Lawmakers Alison Coombs and Juan Marcano introduced the plan last week to raise the city’s bottom wage to $12.60 per hour in 2021 and ultimately $17 an hour in 2025. The pair had previously introduced a higher wage increase opposed by a majority of the city council in September. 

Aurora Mayor Mike Coffman broke a tie on the council to kill the proposal.

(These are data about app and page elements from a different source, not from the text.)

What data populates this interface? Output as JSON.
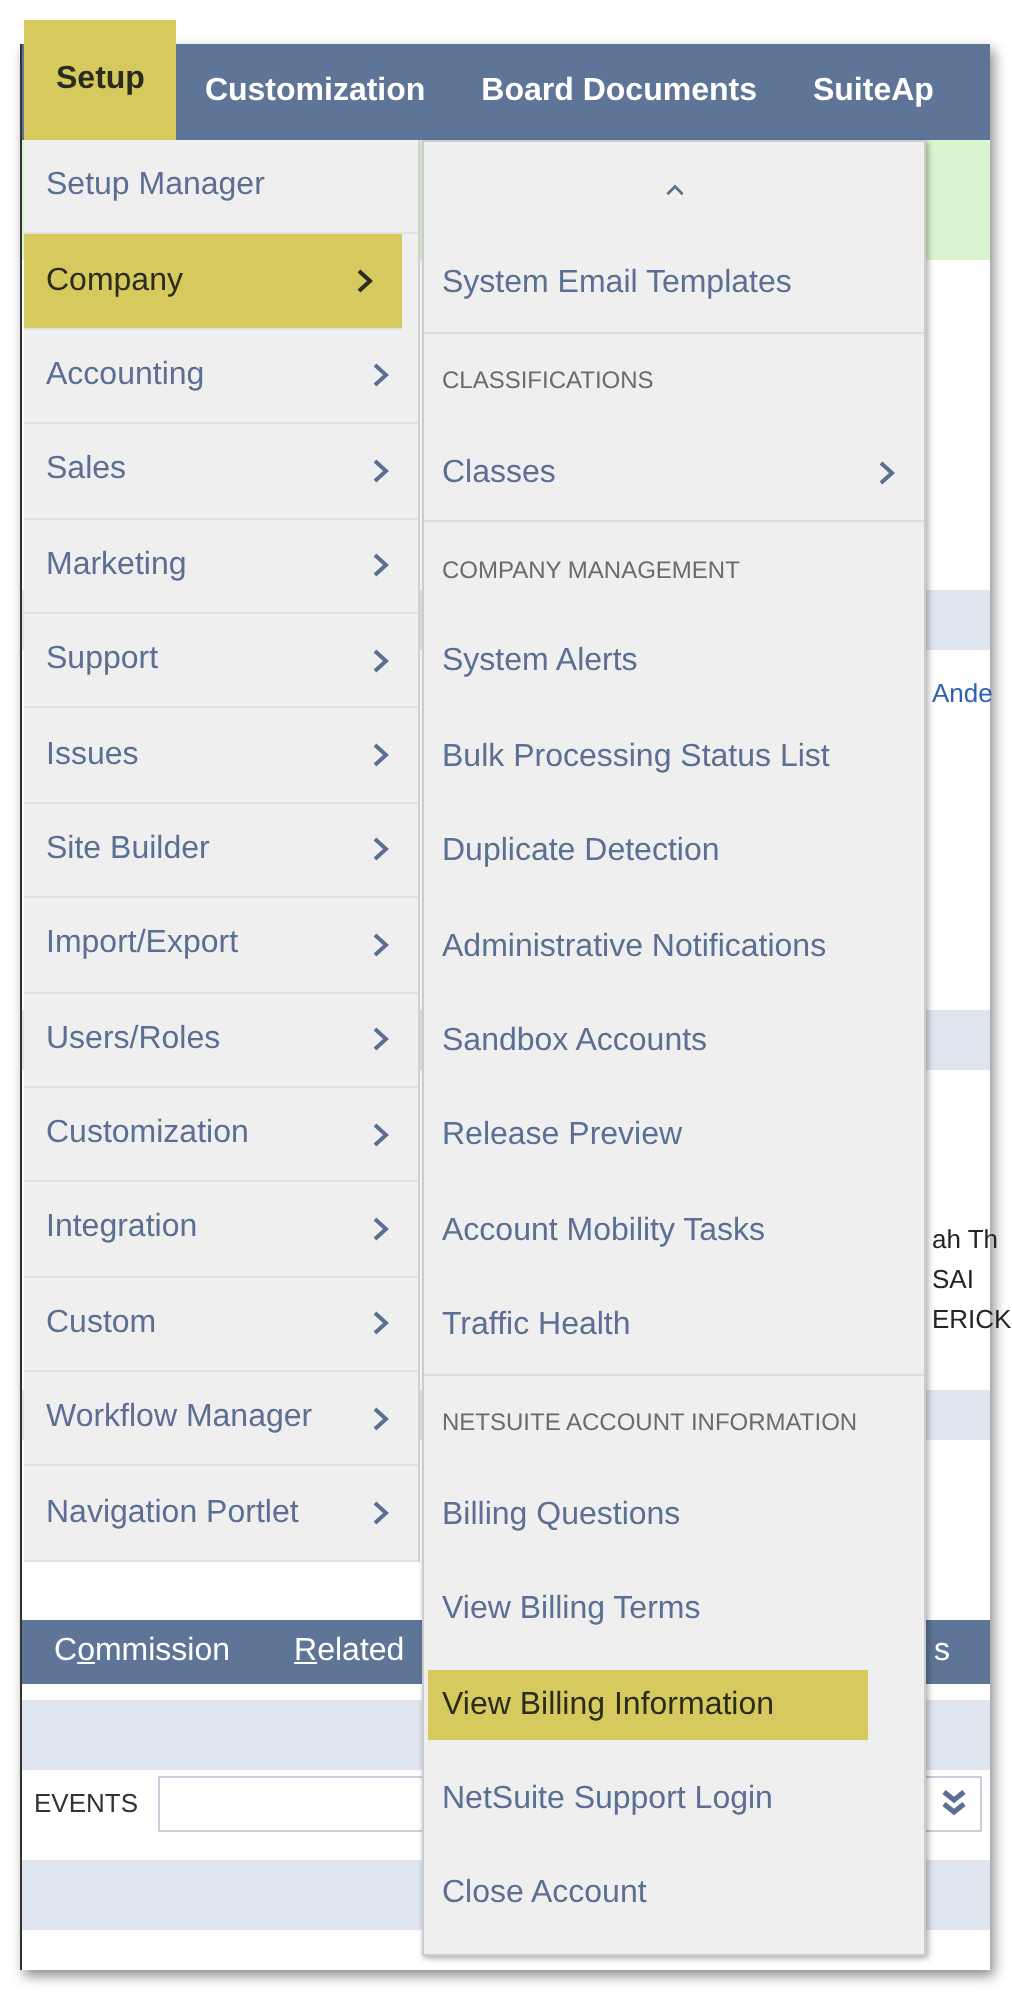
{
  "top_nav": [
    {
      "label": "Setup",
      "selected": true
    },
    {
      "label": "Customization",
      "selected": false
    },
    {
      "label": "Board Documents",
      "selected": false
    },
    {
      "label": "SuiteAp",
      "selected": false
    }
  ],
  "setup_menu": [
    {
      "label": "Setup Manager",
      "submenu": false,
      "selected": false
    },
    {
      "label": "Company",
      "submenu": true,
      "selected": true
    },
    {
      "label": "Accounting",
      "submenu": true,
      "selected": false
    },
    {
      "label": "Sales",
      "submenu": true,
      "selected": false
    },
    {
      "label": "Marketing",
      "submenu": true,
      "selected": false
    },
    {
      "label": "Support",
      "submenu": true,
      "selected": false
    },
    {
      "label": "Issues",
      "submenu": true,
      "selected": false
    },
    {
      "label": "Site Builder",
      "submenu": true,
      "selected": false
    },
    {
      "label": "Import/Export",
      "submenu": true,
      "selected": false
    },
    {
      "label": "Users/Roles",
      "submenu": true,
      "selected": false
    },
    {
      "label": "Customization",
      "submenu": true,
      "selected": false
    },
    {
      "label": "Integration",
      "submenu": true,
      "selected": false
    },
    {
      "label": "Custom",
      "submenu": true,
      "selected": false
    },
    {
      "label": "Workflow Manager",
      "submenu": true,
      "selected": false
    },
    {
      "label": "Navigation Portlet",
      "submenu": true,
      "selected": false
    }
  ],
  "company_menu": [
    {
      "kind": "item",
      "label": "System Email Templates",
      "submenu": false,
      "selected": false
    },
    {
      "kind": "header",
      "label": "CLASSIFICATIONS"
    },
    {
      "kind": "item",
      "label": "Classes",
      "submenu": true,
      "selected": false
    },
    {
      "kind": "header",
      "label": "COMPANY MANAGEMENT"
    },
    {
      "kind": "item",
      "label": "System Alerts",
      "submenu": false,
      "selected": false
    },
    {
      "kind": "item",
      "label": "Bulk Processing Status List",
      "submenu": false,
      "selected": false
    },
    {
      "kind": "item",
      "label": "Duplicate Detection",
      "submenu": false,
      "selected": false
    },
    {
      "kind": "item",
      "label": "Administrative Notifications",
      "submenu": false,
      "selected": false
    },
    {
      "kind": "item",
      "label": "Sandbox Accounts",
      "submenu": false,
      "selected": false
    },
    {
      "kind": "item",
      "label": "Release Preview",
      "submenu": false,
      "selected": false
    },
    {
      "kind": "item",
      "label": "Account Mobility Tasks",
      "submenu": false,
      "selected": false
    },
    {
      "kind": "item",
      "label": "Traffic Health",
      "submenu": false,
      "selected": false
    },
    {
      "kind": "header",
      "label": "NETSUITE ACCOUNT INFORMATION"
    },
    {
      "kind": "item",
      "label": "Billing Questions",
      "submenu": false,
      "selected": false
    },
    {
      "kind": "item",
      "label": "View Billing Terms",
      "submenu": false,
      "selected": false
    },
    {
      "kind": "item",
      "label": "View Billing Information",
      "submenu": false,
      "selected": true
    },
    {
      "kind": "item",
      "label": "NetSuite Support Login",
      "submenu": false,
      "selected": false
    },
    {
      "kind": "item",
      "label": "Close Account",
      "submenu": false,
      "selected": false
    }
  ],
  "background": {
    "link_fragment": "Ande",
    "text_fragments": [
      "ah Th",
      "SAI",
      "ERICK"
    ],
    "subtabs": [
      {
        "before": "C",
        "key": "o",
        "after": "mmission"
      },
      {
        "key": "R",
        "after": "elated"
      },
      {
        "before": "s"
      }
    ],
    "events_label": "EVENTS"
  }
}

Lawmakers Curtis Gardner, Angela Lawson, Marsha Berzins, Dave Gruber and Francoise Bergan had voted against the plan. 

During the Monday night council meeting, which lasted until after 1 a.m. Tuesday, residents vehemently voiced condemnations of the plan or offered strong support. 

Among the opponents of the minimum wage increase was Hiemi Haines, whose parents own the building near East Colfax Avenue and Elmira Street housing Baba & Pop’s Pierogi, Third Culture bakery and Lady Justice brewery.

Haines echoed the prevailing argument: Aurora small businesses would suffer too much with a wage hike, opponents have said, while already straining under the weight of COVID-19-related business restrictions. 

“I do believe that people deserve to have their minimum wage go up sometime, but I’m really afraid that these tenants…cannot make it if the minimum wage goes up,” Haines said. 

Haines’ family drew national media attention early in the pandemic after the Sentinel chronicled their mask-making endeavours.   

Coombs and other supporters said they were disappointed with the vote. She said workers need a “hand up.”

Marcano said workers need real support soon.

“Empathy doesn’t pay the bills,” he said. 

Many residents opposing the measure said they were offended by the timing of the measure. Coombs said the plan had to be finalized in November to give workers a much-needed pay bump in 2021. 

Some callers said they felt blindsided by the measure, especially while Aurorans are fixed on the upcoming results of a historic election and small businesses suffer because of fresh business restrictions. 

In other business, city lawmakers finalized sweeping animal regulations and overhauled the city’s campaign finance rules. 

Also, city council members unanimously agreed to create a compact with Denver to help prevent youth violence. 

With the agreement, Aurora and Denver will be able to share resources and public and private dollars to prevent kids from falling into violence and gangs. It’s part of a regional approach Aurora lawmakers say is essential to curb youth violence after a tragic summer. 

Lawmakers also unanimously agreed to spend $3.8 million to help fund a wide network of homeless service providers, ready-to-work programs and affordable housing projects. Most of the dollars came from the city’s marijuana tax fund and federal grants.  

The recipients including Mile High Behavioral Healthcare — an organization running homeless outreach programs and shelters, including a forthcoming winter shelter — as well as the Providence at the Heights affordable housing community, the Second Chance Center, Salvation Army and the Aurora Housing Authority. 

Also, the city council moved to cap fees paid by restaurants to third party companies for food delivery services. Denver recently added similar protections to protect restaurants from predatory practices by tech-based delivery companies such as Uber Eats.